One gripe I had with the chassis is the placement and design of the volume keys. They used an up and down key and whenever you wanted to move the volume up or down quickly it would take forever with continuous presses. What would have been more ideal is using a shortcut Fn key that was software controlled or a scrolling dial on the side of the unit.
Whilst the initial set up of Vista took forever and a day, this is hardly the hardware manufacturers fault, but it would have been nice to be able to switch on the machine for the first time and have it ready for me to set up my credentials rather than wait another 30 minutes for it to finish its install.
Vista set up issues aside, the Zepto packs impressive performance featuring the Core 2 Duo, today’s best mobile processor, which has so far been a runaway success in the notebook and desktop market. At this level of performance, the Zepto is capable of achieving an overall score of 4.5 on the Vista benchmarking system where scores reach a maximum of 5.9. Whilst none of the criteria reaches 5.9, the CPU, graphics and hard disk do reach scores of 5.1 and 5.2. This is thanks to the NVIDIA Geforce 8600M GT packed with a massive 512MB of dedicated memory and the 7200RPM 160GB hard drive, which helps to really drive throughput rates.
Expect nippy performance with the 2GB of RAM, although if you want to get the best performance out of the Core 2 Duo processor, opt for the 800MHz RAM rather than the slower 667MHz type that my review unit received. This will eliminate any processor to memory performance bottlenecks but will add a little extra to the cost.
The keyboard has a logical layout that places the keys in the appropriate places without over-cramming like you get on some Toshiba models. In terms of its feel, it’s very generic so nothing special to report back. If you’ve typed on a budget laptop keyboard before, then you’ll feel right at home with the Zepto, but at least they got the layout right.
Gaming benchmarks showed that whilst the 6625wd configuration I had was capable of playing Bioshock on Medium settings with good frame rates at 1680 x 1050 it wasn’t capable of performing at all on Crysis. Even when using low settings I wasn’t able to achieve any decent frame rates, which is unfortunate because I would have thought the DX10 card in the 6625wd and the Core 2 Duo processor would have been able to work some magic.

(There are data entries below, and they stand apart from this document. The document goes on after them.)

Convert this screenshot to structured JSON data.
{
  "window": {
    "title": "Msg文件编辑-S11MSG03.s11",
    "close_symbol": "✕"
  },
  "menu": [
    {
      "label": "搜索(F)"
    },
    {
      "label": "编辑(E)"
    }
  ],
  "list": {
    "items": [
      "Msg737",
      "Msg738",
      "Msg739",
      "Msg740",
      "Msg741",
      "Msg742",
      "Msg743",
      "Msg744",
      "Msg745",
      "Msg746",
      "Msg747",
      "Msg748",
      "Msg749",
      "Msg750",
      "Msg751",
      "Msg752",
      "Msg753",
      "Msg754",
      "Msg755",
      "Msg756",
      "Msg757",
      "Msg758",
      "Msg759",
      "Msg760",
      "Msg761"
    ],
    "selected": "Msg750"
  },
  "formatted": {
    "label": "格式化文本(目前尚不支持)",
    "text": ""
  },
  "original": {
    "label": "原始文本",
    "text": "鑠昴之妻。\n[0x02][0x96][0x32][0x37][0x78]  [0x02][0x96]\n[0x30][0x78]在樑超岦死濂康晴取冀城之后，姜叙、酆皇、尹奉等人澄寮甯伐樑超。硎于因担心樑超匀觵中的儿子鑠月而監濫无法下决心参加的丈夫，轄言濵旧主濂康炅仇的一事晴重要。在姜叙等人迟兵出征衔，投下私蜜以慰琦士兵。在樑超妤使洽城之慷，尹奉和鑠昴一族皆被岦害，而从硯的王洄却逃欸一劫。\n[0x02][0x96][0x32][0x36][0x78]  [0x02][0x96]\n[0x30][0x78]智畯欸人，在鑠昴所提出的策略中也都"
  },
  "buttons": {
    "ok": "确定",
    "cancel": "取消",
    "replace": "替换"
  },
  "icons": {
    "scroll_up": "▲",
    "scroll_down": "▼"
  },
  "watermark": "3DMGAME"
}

Games like the latest iteration of Command and Conquer delivered smooth frame rates even at the screens native resolution and with the graphics quality setting on maximum.
So what have I determined as I come to a close with the review? The 6625wd from Zepto won’t be shifting the alignment of the moon anytime soon, but it’s ideal if you’re looking for a mid-level gaming notebook without the excess or cost of a desktop replacement machine. There’s a sense that Zepto are striving to build a quality product with a rigid chassis that doesn’t creek and is actually quite slim and lightweight to lug around with you.
If Zepto want to generate more excitement and buzz around their notebooks, they’re going to have to do something a bit more special than what they’re throwing out right now. The 6625wd is an example of a product that could have been great had it just made a few other parts of the package right. But at the moment it just screams too much that it’s a generic product re-branded by an OEM, and whilst that’s where Zepto’s roots lie, if it ever wants to compete for real, it’s going to need to do something special and something different than everyone else.